That's because toxic stress and exposure to adversity can actually change a child's immune system, changing their ability to stay well and fight infection, he said.

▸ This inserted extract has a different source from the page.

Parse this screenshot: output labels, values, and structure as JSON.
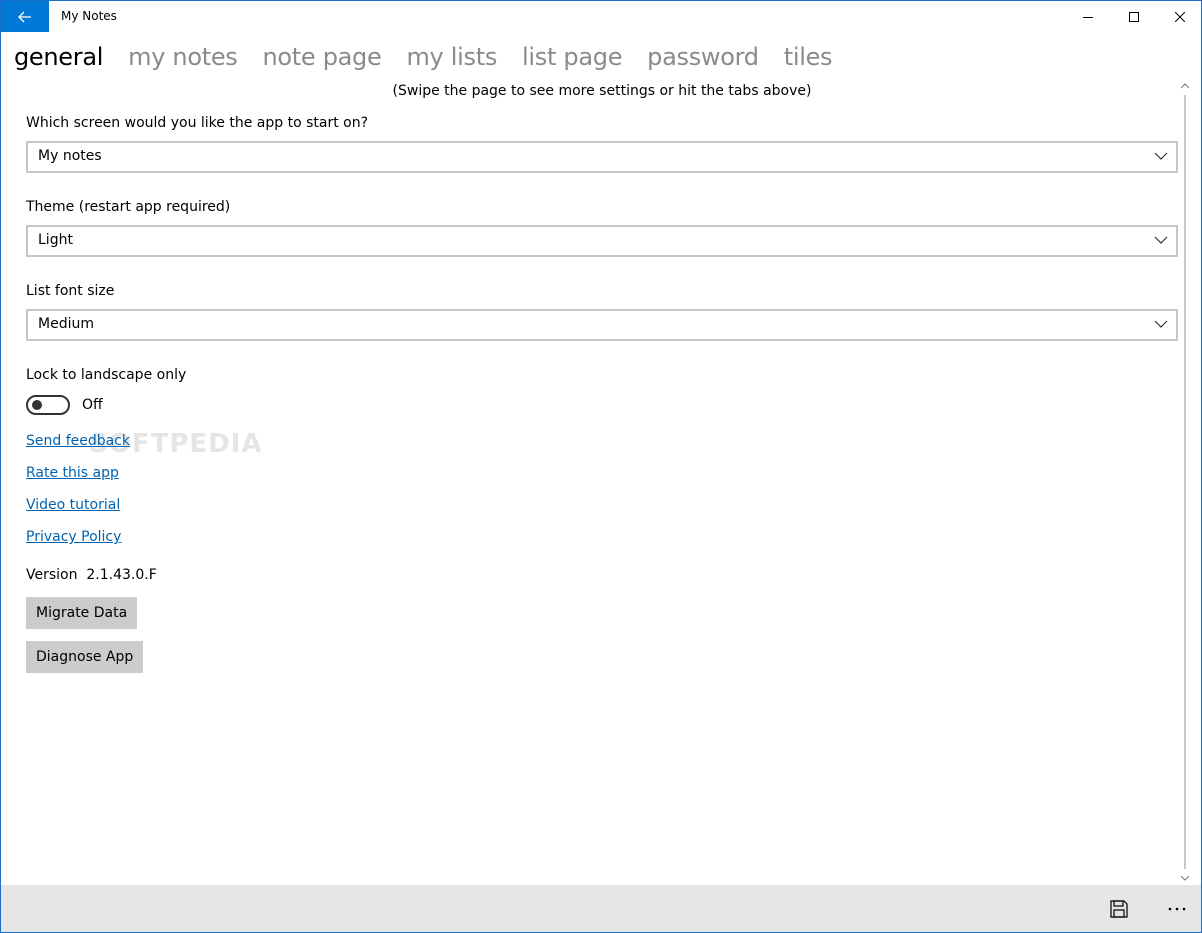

A child's environment can even change how cells determine which genes are expressed, Shapiro said.
Creating healthy, safe and nurturing environments for kids makes much more sense than trying to undo the harm that toxic stress and adversity can do.

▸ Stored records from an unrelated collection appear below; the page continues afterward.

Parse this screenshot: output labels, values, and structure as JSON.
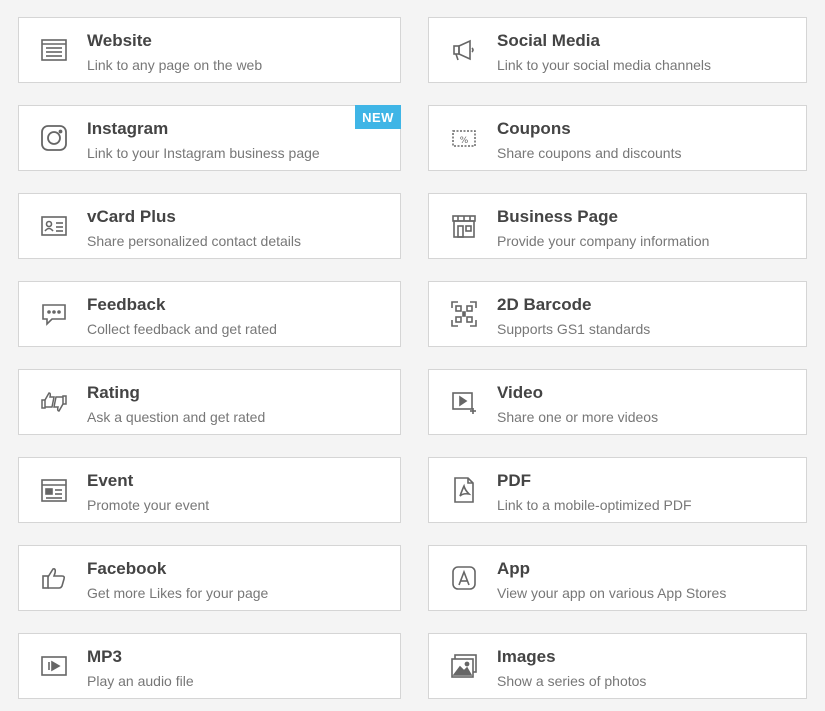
{
  "colors": {
    "background": "#f4f4f4",
    "card": "#ffffff",
    "border": "#d5d5d5",
    "icon": "#666666",
    "badge": "#3fb5e6"
  },
  "cards": [
    {
      "title": "Website",
      "subtitle": "Link to any page on the web",
      "icon": "website-icon"
    },
    {
      "title": "Social Media",
      "subtitle": "Link to your social media channels",
      "icon": "megaphone-icon"
    },
    {
      "title": "Instagram",
      "subtitle": "Link to your Instagram business page",
      "icon": "instagram-icon",
      "badge": "NEW"
    },
    {
      "title": "Coupons",
      "subtitle": "Share coupons and discounts",
      "icon": "coupon-icon"
    },
    {
      "title": "vCard Plus",
      "subtitle": "Share personalized contact details",
      "icon": "vcard-icon"
    },
    {
      "title": "Business Page",
      "subtitle": "Provide your company information",
      "icon": "storefront-icon"
    },
    {
      "title": "Feedback",
      "subtitle": "Collect feedback and get rated",
      "icon": "feedback-icon"
    },
    {
      "title": "2D Barcode",
      "subtitle": "Supports GS1 standards",
      "icon": "barcode-icon"
    },
    {
      "title": "Rating",
      "subtitle": "Ask a question and get rated",
      "icon": "rating-icon"
    },
    {
      "title": "Video",
      "subtitle": "Share one or more videos",
      "icon": "video-icon"
    },
    {
      "title": "Event",
      "subtitle": "Promote your event",
      "icon": "event-icon"
    },
    {
      "title": "PDF",
      "subtitle": "Link to a mobile-optimized PDF",
      "icon": "pdf-icon"
    },
    {
      "title": "Facebook",
      "subtitle": "Get more Likes for your page",
      "icon": "thumbs-up-icon"
    },
    {
      "title": "App",
      "subtitle": "View your app on various App Stores",
      "icon": "app-store-icon"
    },
    {
      "title": "MP3",
      "subtitle": "Play an audio file",
      "icon": "audio-icon"
    },
    {
      "title": "Images",
      "subtitle": "Show a series of photos",
      "icon": "images-icon"
    }
  ]
}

Reducing hunger, domestic violence, neighborhood violence and harsh parenting can help prevent toxic stress in the first place, Shapiro said.
Partnering With Parents
"Resiliency is built upon good nurturing time that children have with caring adults," he said. "Strengthening the relationship that kids have with their families will help to immunize children against adversity."
And while it's better to have those relationships from the start, there are other efforts in town working to create them for families in need.
The Consortium for Resilient Young Children, for example, has a program called Promoting Resilient Children where trained coaches visit preschools and Head Start programs to observe classrooms and recommend changes that can help kids with toxic stress.
Sometimes those recommendations are to institute a more specific routine or establish a quiet place where children can go — one at a time — to calm themselves, said Jennifer Zimmerman, the consortium's director.
"We call it a 'be by myself space,'" she said. "A quiet, comfy space for one child to be in. If they feel overwhelmed, they can go to this quiet space."
Other times, the coaches recommend kids have pictures of their parents they can look at before naptime or even entire photo albums they can flip through when they start to miss Mom or Dad.
The idea is to strengthen those connections between kids and their parents, Zimmerman said, because "that's what keeps them anchored to the world."
The consortium's Strengthening Families program helps connect parents in neighborhoods to help them build informal networks and support systems.
"A lot of families living in poverty or high-crime neighborhoods are very isolated because it's not safe to go outside and meet your neighbors," Zimmerman said. "Parents can share their experiences and build relationships with each other."
Zimmerman and Shapiro both will be part of the public forum, along with Olafson. And Zimmerman hopes the discussion will give people a better understanding of the dangers of toxic stress and how it impacts kids and their families.
The Woman's City Club and Cincinnatus hope the event will add to the community discussion about childhood poverty and help people understand what we as a region can do to help, said Susan Noonan, an executive committee member of both organizations.
"I just feel so strongly that instead of looking at the whole problem and feeling overwhelmed, you just keep taking these small steps and do these things one at a time," Noonan said.
It's certainly worth a shot.
Lucy May writes about the people, places and issues that define our region – to celebrate what makes the Tri-State great and also shine a spotlight on issues we need to address. Childhood poverty is an important focus for her and for WCPO this year.